> **WORK REQUEST**
Wherever the string "next" appears in the records, return the line that holds it.

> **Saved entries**

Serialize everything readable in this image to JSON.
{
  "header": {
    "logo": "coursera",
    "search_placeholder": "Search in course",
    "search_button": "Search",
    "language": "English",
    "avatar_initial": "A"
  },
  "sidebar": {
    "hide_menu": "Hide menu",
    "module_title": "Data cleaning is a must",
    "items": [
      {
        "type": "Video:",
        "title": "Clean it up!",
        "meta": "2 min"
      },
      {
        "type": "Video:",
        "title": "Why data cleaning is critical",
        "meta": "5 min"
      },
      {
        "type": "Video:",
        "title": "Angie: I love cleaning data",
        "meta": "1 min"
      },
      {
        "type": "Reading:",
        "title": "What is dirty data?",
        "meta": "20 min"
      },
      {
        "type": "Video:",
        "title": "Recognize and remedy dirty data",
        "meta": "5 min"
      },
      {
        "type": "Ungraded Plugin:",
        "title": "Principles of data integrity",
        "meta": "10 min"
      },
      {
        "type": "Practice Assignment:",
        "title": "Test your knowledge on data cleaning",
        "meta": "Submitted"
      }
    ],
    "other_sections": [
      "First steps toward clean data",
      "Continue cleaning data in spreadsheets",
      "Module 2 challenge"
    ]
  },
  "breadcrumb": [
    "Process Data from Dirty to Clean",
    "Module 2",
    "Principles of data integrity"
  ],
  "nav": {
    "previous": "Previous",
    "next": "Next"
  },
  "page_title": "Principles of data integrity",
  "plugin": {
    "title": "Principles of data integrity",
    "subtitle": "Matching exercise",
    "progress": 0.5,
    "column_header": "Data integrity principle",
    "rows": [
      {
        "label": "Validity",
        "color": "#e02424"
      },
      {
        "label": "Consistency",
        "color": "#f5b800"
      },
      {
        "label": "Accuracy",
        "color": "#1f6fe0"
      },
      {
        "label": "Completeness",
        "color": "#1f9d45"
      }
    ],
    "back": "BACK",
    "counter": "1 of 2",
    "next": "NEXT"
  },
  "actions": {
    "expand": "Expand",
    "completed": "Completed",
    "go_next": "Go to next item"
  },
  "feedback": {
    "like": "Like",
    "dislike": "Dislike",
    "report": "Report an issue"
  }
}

> **ANSWER AREA**
    "next": "Next"
    "next": "NEXT"
    "go_next": "Go to next item"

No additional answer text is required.